## What this task involves
Look through the lines below and copy each one that includes "xorg".

===== Source material =====

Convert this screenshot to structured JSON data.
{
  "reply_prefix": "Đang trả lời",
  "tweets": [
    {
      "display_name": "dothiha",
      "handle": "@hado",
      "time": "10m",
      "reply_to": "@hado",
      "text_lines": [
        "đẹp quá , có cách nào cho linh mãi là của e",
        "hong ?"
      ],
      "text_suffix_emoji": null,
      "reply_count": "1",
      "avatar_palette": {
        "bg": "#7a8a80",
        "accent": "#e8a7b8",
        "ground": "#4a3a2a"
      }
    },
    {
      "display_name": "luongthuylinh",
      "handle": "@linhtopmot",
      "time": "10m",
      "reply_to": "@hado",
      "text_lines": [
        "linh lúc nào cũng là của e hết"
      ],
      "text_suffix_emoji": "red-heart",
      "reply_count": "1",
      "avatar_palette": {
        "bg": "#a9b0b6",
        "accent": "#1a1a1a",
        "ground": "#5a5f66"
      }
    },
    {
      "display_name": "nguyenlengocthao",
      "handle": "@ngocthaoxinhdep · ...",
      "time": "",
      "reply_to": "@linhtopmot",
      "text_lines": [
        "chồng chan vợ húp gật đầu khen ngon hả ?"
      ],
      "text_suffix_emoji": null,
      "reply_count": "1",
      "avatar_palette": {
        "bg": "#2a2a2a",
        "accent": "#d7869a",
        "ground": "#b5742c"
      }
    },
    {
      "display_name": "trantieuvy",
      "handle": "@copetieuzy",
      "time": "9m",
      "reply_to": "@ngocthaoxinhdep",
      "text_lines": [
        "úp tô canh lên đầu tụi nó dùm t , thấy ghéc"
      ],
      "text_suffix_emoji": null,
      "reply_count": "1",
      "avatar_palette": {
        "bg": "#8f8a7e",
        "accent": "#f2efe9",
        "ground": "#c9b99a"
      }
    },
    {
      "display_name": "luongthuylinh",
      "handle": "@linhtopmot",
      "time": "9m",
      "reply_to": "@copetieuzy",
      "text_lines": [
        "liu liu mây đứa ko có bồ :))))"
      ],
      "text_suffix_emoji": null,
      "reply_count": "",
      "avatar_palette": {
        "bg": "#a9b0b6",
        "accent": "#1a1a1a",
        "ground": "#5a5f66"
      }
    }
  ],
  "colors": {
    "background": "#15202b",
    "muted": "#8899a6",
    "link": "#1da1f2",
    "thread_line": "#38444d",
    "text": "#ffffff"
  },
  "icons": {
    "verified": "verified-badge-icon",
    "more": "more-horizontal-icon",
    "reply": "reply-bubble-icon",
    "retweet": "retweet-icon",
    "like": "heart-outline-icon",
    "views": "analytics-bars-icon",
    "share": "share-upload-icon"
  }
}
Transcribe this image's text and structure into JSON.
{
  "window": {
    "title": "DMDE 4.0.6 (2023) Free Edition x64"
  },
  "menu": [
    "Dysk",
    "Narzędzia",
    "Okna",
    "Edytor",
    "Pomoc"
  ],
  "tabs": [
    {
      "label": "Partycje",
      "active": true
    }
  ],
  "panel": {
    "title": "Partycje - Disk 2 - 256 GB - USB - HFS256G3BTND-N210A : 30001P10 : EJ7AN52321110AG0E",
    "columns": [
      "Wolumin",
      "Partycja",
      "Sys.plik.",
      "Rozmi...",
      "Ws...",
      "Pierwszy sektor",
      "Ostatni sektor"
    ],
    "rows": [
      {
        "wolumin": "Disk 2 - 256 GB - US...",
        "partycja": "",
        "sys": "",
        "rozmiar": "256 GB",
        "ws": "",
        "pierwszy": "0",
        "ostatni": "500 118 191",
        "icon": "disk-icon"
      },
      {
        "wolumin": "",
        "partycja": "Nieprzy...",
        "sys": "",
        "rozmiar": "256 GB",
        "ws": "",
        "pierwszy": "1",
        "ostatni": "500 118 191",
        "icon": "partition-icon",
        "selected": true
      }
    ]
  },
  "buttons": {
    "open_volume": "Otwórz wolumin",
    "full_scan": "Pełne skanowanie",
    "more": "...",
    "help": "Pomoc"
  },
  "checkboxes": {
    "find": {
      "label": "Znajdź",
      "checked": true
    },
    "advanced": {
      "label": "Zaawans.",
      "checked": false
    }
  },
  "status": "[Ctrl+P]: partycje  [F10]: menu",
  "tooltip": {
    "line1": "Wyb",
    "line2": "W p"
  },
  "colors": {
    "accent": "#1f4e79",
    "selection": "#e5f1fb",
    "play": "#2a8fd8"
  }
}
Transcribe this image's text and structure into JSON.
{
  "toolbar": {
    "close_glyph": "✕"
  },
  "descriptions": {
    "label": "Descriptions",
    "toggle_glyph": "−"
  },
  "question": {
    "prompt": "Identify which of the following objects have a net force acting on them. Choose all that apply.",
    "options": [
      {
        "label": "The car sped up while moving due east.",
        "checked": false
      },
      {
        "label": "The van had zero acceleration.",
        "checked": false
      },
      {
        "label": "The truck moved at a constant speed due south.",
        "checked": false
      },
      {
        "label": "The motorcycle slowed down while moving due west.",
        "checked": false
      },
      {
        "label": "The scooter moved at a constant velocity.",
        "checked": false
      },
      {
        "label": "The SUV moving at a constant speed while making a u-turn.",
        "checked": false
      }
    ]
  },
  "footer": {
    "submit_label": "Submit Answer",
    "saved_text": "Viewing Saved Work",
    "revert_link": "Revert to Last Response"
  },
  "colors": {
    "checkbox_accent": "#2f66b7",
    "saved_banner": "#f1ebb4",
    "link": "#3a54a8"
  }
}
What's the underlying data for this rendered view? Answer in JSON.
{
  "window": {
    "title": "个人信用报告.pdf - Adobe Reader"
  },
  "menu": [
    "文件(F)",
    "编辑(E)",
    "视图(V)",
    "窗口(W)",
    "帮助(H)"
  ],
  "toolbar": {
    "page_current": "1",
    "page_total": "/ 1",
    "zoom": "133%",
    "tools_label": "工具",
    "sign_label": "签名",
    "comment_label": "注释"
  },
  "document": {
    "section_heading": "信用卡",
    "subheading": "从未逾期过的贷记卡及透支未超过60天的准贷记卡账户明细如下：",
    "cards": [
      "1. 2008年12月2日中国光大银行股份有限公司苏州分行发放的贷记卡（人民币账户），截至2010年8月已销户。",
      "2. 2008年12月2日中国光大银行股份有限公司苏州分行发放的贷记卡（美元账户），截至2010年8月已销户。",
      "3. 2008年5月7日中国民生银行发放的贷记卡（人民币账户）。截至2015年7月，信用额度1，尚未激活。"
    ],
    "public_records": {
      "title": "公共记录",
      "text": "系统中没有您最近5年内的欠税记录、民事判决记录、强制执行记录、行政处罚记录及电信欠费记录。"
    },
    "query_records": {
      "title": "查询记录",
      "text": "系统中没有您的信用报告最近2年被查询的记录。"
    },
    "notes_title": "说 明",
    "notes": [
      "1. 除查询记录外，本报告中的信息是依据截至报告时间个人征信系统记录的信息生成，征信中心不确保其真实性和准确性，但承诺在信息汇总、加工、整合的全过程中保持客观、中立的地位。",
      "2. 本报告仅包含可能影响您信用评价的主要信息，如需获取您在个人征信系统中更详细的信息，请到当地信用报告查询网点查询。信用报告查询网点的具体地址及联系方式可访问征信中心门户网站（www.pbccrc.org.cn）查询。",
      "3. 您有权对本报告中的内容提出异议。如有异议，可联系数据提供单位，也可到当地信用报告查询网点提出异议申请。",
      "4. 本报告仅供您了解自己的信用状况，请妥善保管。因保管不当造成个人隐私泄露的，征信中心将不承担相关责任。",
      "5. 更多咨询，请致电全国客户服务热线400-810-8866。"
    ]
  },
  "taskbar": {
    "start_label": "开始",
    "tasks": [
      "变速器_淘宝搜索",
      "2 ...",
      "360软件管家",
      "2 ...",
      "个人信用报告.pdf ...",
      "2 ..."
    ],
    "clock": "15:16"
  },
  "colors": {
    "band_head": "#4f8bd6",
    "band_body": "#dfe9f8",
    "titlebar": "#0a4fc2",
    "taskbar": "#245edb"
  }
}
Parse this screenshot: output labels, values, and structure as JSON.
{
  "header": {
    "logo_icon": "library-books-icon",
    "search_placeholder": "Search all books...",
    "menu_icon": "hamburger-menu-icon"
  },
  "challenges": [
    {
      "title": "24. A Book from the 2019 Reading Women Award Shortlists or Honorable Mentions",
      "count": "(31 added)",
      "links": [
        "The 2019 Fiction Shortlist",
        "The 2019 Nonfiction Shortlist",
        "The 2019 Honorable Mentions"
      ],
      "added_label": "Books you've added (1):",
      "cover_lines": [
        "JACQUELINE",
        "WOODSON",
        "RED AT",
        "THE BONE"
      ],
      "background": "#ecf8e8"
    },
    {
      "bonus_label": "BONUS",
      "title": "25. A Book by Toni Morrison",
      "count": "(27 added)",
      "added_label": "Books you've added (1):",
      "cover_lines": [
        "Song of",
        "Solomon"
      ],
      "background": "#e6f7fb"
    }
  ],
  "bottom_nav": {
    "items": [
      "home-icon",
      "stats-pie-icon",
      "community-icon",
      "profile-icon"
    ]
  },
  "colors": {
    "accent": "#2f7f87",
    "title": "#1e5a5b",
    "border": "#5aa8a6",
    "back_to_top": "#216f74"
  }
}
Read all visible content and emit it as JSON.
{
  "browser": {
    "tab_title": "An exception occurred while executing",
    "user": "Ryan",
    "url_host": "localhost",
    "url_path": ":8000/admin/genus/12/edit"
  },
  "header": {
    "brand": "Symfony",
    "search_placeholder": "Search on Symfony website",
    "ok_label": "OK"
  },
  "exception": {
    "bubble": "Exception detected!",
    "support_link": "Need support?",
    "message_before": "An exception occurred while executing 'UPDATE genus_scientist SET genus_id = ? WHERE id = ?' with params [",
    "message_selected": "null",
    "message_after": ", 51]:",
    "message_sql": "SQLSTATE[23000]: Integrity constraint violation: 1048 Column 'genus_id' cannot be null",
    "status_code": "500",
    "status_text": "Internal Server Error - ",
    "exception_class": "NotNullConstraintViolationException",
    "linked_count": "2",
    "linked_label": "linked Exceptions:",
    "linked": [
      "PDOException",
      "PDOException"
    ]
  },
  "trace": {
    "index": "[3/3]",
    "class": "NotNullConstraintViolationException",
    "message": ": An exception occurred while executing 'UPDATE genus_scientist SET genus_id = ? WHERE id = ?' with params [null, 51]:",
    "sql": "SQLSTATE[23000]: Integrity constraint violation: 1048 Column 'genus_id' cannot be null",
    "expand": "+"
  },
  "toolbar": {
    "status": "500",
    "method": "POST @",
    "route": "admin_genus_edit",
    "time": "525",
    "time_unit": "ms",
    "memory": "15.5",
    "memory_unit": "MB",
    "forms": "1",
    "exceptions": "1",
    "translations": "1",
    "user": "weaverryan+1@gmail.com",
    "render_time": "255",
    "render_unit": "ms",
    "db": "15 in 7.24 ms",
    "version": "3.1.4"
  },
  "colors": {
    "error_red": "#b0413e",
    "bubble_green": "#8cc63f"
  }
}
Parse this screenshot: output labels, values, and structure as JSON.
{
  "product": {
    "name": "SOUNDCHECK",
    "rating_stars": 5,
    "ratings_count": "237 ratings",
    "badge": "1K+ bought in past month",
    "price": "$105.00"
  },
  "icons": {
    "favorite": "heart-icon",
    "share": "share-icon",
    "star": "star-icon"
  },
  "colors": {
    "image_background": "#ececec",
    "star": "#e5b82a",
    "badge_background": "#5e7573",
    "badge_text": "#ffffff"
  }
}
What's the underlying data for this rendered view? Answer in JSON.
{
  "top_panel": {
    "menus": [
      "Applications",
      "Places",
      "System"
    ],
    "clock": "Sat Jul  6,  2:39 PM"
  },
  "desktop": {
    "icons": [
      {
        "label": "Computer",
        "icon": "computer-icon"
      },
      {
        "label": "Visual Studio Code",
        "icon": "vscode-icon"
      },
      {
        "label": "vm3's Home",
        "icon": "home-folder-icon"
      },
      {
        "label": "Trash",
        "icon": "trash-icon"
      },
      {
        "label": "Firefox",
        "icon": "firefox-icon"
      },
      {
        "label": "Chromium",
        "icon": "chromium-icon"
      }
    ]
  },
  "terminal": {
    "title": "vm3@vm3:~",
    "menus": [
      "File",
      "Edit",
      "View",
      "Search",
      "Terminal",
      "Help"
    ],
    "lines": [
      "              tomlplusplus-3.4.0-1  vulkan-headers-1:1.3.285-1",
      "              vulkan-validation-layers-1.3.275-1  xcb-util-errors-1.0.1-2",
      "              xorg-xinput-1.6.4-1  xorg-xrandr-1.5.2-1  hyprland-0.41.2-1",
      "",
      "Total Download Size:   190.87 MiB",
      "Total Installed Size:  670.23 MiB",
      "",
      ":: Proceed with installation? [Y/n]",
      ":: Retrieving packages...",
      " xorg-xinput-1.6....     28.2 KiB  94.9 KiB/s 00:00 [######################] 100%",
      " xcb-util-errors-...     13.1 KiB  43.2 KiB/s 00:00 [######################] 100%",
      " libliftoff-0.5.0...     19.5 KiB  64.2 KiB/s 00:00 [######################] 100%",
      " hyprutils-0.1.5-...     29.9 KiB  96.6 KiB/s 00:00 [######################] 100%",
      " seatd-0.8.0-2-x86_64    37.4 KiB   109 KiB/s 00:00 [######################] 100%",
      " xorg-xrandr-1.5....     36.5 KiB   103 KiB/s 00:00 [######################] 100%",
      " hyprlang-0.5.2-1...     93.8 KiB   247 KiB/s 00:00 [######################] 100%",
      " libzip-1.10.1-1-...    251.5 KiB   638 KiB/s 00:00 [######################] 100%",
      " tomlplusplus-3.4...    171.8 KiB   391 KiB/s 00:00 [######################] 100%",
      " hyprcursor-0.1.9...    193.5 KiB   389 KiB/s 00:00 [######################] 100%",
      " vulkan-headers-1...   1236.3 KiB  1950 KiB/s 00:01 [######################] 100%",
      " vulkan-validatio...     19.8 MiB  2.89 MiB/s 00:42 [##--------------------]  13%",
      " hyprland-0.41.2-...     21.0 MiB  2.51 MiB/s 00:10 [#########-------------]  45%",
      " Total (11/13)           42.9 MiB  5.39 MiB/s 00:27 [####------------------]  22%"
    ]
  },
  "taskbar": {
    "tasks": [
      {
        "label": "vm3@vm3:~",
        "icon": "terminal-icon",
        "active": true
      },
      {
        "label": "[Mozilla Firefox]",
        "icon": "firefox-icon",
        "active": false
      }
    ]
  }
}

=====

## Output for this exercise
      "              xorg-xinput-1.6.4-1  xorg-xrandr-1.5.2-1  hyprland-0.41.2-1",
      " xorg-xinput-1.6....     28.2 KiB  94.9 KiB/s 00:00 [######################] 100%",
      " xorg-xrandr-1.5....     36.5 KiB   103 KiB/s 00:00 [######################] 100%",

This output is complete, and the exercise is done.